PamFebruary 1, 2016 at 1:31 pm
I don’t think they are learning it in school unless it’s a church school nowadays – that ship has sailed! We said it every morning in assembly so it was picked up by osmosis, I came from a non-church background and I didn’t know what everyone was gabbling for the first few days as I started school late.
Maybe with the current trend for mindfullness some other helpful texts may become widely learnt, but I doubt they’d be overtly religious in nature.
UKViewerFebruary 1, 2016 at 8:49 am
I did my church placement last year in a Charismatic/Evangelical parish near my home. I have to say that while the worship wasn’t to my normal taste, I took the observers view of neutrality, but despite myself, found myself being drawn into the worship, particularly the charismatic bits.
So, while I’m from a Catholic tradition, I could and did find God active in this particular worshiping community, and as I’m writing my placement assignment at the moment, the bulk of it will be about the liturgy, but also about the leadership, which I am asking questions off.
I did find some intercessory prayer overlong and a bit wandering, while I’m more used to the Common Worship framework, but no complaints about the content, just that the length caused me to lose concentration – almost a sermon in the ground covered.
The good thing was making exentensive notes and having long and profound conversations with some of the leaders and the people. This is now material for my reflections and I can assure you that I won’t be hyper critical of the parish, but very supportive – because, who am I to criticise how God chooses to work in and through people in a place and context, different to my own.

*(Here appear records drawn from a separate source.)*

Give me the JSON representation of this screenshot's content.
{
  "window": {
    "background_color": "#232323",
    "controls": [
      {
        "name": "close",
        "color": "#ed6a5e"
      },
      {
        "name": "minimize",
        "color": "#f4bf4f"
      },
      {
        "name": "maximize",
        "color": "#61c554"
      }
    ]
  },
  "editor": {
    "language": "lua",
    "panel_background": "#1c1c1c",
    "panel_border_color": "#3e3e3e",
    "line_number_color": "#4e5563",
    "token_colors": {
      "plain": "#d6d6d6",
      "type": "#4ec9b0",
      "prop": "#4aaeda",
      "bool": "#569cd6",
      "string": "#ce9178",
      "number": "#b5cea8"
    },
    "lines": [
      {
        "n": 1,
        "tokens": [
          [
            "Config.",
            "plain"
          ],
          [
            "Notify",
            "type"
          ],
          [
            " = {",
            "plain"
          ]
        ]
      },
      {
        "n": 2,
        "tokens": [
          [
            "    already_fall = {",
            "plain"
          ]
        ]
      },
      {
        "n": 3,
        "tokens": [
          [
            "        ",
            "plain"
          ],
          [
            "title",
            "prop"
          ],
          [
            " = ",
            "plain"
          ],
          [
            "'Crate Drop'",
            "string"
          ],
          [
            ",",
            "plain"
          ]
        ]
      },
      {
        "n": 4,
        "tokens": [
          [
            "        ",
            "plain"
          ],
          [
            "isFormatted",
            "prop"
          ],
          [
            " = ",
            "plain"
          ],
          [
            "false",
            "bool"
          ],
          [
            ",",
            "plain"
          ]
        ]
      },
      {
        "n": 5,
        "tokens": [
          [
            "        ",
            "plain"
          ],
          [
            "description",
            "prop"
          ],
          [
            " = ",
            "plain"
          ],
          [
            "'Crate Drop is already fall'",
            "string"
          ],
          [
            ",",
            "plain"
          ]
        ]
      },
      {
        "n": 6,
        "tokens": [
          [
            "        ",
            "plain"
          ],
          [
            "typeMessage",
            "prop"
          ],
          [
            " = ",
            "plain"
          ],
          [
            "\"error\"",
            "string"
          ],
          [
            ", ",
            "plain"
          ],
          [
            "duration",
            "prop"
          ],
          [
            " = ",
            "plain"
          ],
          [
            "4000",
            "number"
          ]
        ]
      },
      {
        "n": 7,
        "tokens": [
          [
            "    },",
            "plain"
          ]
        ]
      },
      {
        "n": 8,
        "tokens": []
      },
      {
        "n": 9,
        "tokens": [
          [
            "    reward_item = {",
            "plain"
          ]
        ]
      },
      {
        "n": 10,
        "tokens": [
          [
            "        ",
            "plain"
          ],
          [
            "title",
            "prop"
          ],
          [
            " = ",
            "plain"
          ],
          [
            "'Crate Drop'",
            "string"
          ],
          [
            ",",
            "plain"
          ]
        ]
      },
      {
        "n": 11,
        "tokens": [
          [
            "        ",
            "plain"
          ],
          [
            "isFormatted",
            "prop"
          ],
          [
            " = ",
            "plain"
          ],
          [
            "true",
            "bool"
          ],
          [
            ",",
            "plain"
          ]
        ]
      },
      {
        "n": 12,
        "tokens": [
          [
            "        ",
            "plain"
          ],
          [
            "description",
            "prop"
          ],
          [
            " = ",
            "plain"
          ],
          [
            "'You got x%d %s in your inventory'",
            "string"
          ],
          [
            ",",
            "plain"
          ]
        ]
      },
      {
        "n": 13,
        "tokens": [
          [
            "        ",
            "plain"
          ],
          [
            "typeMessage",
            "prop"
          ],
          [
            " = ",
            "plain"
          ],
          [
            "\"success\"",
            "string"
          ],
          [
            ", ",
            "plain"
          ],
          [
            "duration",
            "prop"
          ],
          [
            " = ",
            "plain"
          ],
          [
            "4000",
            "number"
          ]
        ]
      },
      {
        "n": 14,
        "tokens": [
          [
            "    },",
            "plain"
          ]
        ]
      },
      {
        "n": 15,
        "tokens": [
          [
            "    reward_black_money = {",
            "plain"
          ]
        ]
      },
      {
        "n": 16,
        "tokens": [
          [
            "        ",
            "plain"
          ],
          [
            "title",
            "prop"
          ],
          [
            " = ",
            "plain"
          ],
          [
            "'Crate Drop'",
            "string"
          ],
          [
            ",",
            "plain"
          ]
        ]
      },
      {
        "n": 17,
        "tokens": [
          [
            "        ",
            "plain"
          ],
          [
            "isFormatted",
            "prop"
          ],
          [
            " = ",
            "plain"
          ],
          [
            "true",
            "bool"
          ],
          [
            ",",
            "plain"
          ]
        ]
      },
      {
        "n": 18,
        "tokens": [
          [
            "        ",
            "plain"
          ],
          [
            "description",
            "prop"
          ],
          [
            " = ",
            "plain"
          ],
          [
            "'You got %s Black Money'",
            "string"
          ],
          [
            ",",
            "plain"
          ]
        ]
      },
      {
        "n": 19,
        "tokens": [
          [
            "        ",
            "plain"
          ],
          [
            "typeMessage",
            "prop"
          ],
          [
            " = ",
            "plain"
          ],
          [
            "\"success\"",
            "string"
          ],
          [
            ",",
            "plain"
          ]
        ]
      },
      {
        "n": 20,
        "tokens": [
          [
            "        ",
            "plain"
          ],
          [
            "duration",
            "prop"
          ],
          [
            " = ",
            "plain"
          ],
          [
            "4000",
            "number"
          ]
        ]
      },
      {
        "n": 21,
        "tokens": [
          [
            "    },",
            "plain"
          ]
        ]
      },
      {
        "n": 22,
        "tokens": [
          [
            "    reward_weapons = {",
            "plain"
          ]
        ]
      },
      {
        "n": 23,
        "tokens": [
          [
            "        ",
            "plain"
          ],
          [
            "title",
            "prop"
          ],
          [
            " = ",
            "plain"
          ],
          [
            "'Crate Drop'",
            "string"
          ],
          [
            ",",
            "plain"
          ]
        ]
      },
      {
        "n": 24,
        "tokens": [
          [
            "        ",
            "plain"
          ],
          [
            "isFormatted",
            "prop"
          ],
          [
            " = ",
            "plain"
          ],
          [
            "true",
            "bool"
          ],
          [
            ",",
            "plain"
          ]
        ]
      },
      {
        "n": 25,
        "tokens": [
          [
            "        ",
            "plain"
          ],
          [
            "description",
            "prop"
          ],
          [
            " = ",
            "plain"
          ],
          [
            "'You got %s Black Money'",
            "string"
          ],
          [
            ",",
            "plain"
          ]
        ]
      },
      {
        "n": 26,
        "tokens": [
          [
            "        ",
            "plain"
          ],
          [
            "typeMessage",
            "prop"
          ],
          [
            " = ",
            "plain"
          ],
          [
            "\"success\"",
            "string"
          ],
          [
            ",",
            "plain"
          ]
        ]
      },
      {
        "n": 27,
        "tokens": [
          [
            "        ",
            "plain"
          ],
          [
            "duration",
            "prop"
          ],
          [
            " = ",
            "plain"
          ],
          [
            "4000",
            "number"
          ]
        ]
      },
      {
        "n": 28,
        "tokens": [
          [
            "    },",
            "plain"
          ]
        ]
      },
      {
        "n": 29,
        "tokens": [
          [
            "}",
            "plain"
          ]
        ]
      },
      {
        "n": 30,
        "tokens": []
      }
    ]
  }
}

JulesFebruary 1, 2016 at 12:00 pm
I think that you’ve hit the nail on the head Ernie – we can learn so much from each other’s spirituality. I’ve said it before, but again: I think I’ve learned almost as much on my course from my fellow students as from the teaching. Often we pigeonhole ourselves or are suspicious of those who worship differently to us, when actually we all worship the same God and we can learn such diversity and richness from each other. I really hope I will continue to explore this in my ministry, although the opportunities may be less obvious.
Philip J NottFebruary 2, 2016 at 4:49 pm
Problem is that the same amount of thought and prayer has not always gone into Charismatic worship songs… I to love to sing but am finding much of Vineyard/Hillsong out put is theologically thin or tricky…
This matters cos as my Guru +Graham Cray points out, nobody sings your sermon in the shower!
GeorginaFebruary 2, 2016 at 10:08 pm
I agree that repetition is important, but I would say that there is a difference between the repetition of high worship liturgy week after week, and the repetition of worship songs during each song. The prayers are said once in each service, repeated only at another service. When the repetition is immediate, not just in the service but in the song itself, I think the disconnect for me is the context.
I love Taize chants as well as my quite high Sunday morning sung Eucharist – I often, like you, in times of prayer or need turn to lyrics – but in that context the chant is actually the point of the exercise; a worship song is trying to be more than that, a song with more lyrics, and my experience of singing them at services is of being uncomfortable with a jarring mix of styles.
Singing is a huge part of my relationship with worship, and chanting comes from a different place, mentally, spiritually, and even physically, which doesn’t match the place singing a lyrical, multi-verse song comes from.
So my point is that the repetition in liturgy and the repetition in worship songs is not comparable, so comparing them doesn’t add support to the repetition of worship songs – it’s a different type of repetition, and so for a lot of people, it’s not a positive worship experience. And therefore they aren’t being hypocritical in their negative opinion.
Hope I’ve expressed my reasoning in a way that makes sense, and that I’ve understood your argument.